The most distinguished record among the new arrivals belonged to William A. Olmsted. Born in Albany, New York, in 1834, Olmsted received his MD from Howard University. When the Civil War broke out in 1861, he raised one of the state’s first volunteer companies for the 2nd New York Infantry and was elected captain; he quickly earned a promotion to lieutenant colonel. He then served as commander of the 59th New York Infantry and a brigade commander in the Army of the Potomac, where he was brevetted a brigadier general of volunteers. After
the war, Olmsted served in a medical capacity in the forts on the upper Missouri River, where he became close to (and respected by) the Sioux in his care. Olmsted then entered the Holy Cross community at Notre Dame in the 1890s, studied for the priesthood and was ordained in 1901.
I will feature more on Fr. Olmsted in a future post.
Others among the "Band of Brothers" at Notre Dame included:
Brother Cosmas (Nicholas A. Bath)—2nd United States Artillery
Brother Raphael (James C. Maloy)—133rd Pennsylvania infantry
Brother Eustachius (John McInerny)—83rd Ohio Infantry
Brother Benedict (James Mantle)—1st Pennsylvania Heavy Artillery
Brother Ignatius (Ignatz Mayer)—75th and 157th Pennsylvania Infantry
Brother Agatho (Joseph Staley)—8th Indiana Infantry
Brother Richard (William Stoney)—38th New Jersey Infantry
Brother Polycarp (James White)—United States Navy
Brother Sebastian (Thomas Martin) - 1st Pennsylvania Cavalry
(Note: these regimental assignments were gleaned from published school histories and postwar newspaper accounts...I have been able to verify most of them but am still working on a few. Note that I have also seen multiple spellings for some of the surnames).

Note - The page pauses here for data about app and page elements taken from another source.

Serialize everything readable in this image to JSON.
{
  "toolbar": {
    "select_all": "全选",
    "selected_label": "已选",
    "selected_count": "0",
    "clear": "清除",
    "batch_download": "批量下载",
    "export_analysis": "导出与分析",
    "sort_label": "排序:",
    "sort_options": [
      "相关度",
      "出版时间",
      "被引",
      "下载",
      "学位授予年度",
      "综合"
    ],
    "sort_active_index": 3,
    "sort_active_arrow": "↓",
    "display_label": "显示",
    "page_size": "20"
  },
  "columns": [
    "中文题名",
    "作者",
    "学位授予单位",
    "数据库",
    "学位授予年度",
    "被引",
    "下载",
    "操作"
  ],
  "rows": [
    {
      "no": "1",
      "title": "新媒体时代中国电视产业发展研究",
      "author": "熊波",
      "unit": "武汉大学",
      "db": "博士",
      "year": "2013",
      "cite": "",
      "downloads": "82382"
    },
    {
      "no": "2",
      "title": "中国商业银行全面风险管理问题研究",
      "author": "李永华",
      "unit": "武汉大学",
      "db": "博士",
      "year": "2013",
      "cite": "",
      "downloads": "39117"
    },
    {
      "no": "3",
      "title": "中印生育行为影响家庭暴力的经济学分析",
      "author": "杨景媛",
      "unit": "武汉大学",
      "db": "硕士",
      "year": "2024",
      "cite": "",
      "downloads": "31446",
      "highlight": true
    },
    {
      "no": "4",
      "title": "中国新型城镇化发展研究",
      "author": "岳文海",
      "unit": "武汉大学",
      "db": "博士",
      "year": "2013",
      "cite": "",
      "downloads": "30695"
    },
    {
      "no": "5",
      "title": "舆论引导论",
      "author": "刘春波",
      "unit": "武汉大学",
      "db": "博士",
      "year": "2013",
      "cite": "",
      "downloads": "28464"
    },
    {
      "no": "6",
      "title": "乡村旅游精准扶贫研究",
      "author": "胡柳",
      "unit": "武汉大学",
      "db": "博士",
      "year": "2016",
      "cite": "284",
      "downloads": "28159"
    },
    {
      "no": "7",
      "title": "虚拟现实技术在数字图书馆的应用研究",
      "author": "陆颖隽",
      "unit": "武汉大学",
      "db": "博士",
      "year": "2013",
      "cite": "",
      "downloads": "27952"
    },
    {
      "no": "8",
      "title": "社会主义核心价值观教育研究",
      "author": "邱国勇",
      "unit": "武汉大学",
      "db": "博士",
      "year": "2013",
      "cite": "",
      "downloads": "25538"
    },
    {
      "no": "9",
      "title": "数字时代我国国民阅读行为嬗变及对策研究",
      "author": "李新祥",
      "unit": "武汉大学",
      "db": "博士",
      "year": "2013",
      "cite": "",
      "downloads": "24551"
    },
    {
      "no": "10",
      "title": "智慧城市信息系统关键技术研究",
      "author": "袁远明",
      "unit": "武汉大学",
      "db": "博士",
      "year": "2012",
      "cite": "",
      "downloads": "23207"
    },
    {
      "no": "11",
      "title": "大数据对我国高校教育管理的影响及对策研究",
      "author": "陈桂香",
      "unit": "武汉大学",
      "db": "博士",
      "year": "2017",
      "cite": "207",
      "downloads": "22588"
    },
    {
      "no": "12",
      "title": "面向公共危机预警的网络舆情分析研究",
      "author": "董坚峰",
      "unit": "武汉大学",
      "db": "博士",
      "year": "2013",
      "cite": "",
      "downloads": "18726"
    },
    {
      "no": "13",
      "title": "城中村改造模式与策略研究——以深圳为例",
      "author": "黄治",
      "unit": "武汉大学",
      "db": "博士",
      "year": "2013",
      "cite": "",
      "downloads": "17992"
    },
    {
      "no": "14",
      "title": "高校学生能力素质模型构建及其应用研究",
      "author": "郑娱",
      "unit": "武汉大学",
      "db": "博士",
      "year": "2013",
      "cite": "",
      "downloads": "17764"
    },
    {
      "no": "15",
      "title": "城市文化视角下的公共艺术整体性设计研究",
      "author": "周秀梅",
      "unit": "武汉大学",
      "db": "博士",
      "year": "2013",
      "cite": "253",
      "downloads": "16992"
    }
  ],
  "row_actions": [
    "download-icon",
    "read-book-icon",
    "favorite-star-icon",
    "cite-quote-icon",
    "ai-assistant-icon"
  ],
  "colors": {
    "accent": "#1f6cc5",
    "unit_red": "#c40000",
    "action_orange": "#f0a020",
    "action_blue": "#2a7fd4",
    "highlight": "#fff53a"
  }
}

Stay tuned for my next post..."Band of Brothers" - Part II - A Unique GAR Post!